Even though the prose poked me in the nose, and the poignant conversations left me feeling complete and fulfilled, I hated every last one of the sons-a-bitches in THE DEEPEST SECRET. From Eve to Tyler to Melissa to David to Charlotte to Holly, I could have punched them individually or as a group, and that still might not have been enough. I’d hoped for a sympathetic character, and instead, I had a slew of misfits and miscreants who might have been better served on The Jerry Springer Show.

It was hard to dig myself out of the funk of despair that permeated throughout the pages, with lies and isolation and deception rising up from the blackness and wrapping around my neck. There’s talent at work here—I have no doubt—but I need a character that I can stand behind without worrying about taking an elbow to the chin.

On a totally unrelated note, I’d have to say the following was my favorite line of the entire novel: “The Steelers rolled over the Eagles.” Had this been discussed in a bit more detail, I might have found myself rising up out of the muck, even if it was only briefly.

I received this ARC for free at Bouchercon.

Conflicted Individual

20943457 by
My Rating: 4/5 Stars
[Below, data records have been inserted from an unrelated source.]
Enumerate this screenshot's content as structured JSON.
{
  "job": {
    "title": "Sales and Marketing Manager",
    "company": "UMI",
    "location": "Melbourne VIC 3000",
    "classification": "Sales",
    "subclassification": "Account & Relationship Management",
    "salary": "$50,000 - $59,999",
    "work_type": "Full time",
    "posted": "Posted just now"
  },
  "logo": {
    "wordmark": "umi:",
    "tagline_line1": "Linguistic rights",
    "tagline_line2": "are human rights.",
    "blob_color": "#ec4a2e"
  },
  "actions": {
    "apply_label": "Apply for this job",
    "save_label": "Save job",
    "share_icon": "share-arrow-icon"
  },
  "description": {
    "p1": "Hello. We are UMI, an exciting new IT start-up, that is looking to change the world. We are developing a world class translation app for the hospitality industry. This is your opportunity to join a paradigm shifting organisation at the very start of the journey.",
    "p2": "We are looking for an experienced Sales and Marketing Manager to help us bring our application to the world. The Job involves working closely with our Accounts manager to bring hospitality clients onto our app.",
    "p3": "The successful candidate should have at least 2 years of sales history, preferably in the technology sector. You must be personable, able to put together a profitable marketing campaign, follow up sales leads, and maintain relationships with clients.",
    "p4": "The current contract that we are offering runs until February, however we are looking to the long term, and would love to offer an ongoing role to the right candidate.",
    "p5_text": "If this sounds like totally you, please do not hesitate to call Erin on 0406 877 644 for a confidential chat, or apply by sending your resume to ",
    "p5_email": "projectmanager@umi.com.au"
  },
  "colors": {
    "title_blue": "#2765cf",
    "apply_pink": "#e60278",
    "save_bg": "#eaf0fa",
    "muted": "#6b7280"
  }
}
Debbie may not do it anymore, but she was pretty damn good at it when she did it. She started out giving fifteen dollar blowjobs in her teens, living a life on the streets, and in the passenger seat of the latest motor vehicle, and offering up her own piece of heaven to the casual male observer who just happened to park his car in the parking lot and beckon her over. Her long platinum blond hair and crystal blue eyes along with the tattoo under her eye became her trademark in an industry filled with thousands of boobs and genitalia. It certainly didn’t hurt her reputation that she could handle approximately four guys at once, and still leave the poor bastards begging for more. And her hundreds of films along with her trademark looks made her instantly recognizable to many men over the age of eighteen, and possibly a few who slipped under the radar.

Losing her fornicating husband to a hot tub electrocution while he pounded away at the next wannabe starlet managed to slow her down just a bit. But in the end it wasn’t too much. Instead, she’s a woman on a mission, and that mission is to move on with her life, and leave her waxed past firmly in her rearview mirror.

Debbie Dare/Sandra Peel might have been one of the most conflicted individuals I have ever had the pleasure of meeting over the course of a novel. She was raw and uninhibited and passionate and suicidal and conflicted and emotional and overflowing with turmoil and grief. But the way she stepped across the page with naked and unadulterated ambition, pretty much telling the world they can either pay attention or not, and that either way she doesn’t really give a fuck made me love her all that much more.

She may have had the greatest orgasm of her life on her last porn shoot before the instant and dramatic change in her existence, but I must say I had a rather enjoyable (certainly not the greatest) reading experience, as I pounded my way through DEBBIE DOESN’T DO IT ANYMORE with something resembling a reckless abandon and a burning need and desire to find out what would happen next.

Oh, and for those of you who are certainly going to make the comment “This ain’t no Easy Rawlins novel” and then be proud of yourself for your profound and bold statement. I’d just like to take a moment and say that it’s not that profound and certainly not that bold, and that each book should be judged individually and stand on its own merit. If it doesn’t work great, or if it does great, but to make that particular comment isn’t really making a statement at all. And this is one book that should certainly be celebrated for the statement it does make.

I received this book for free through NetGalley.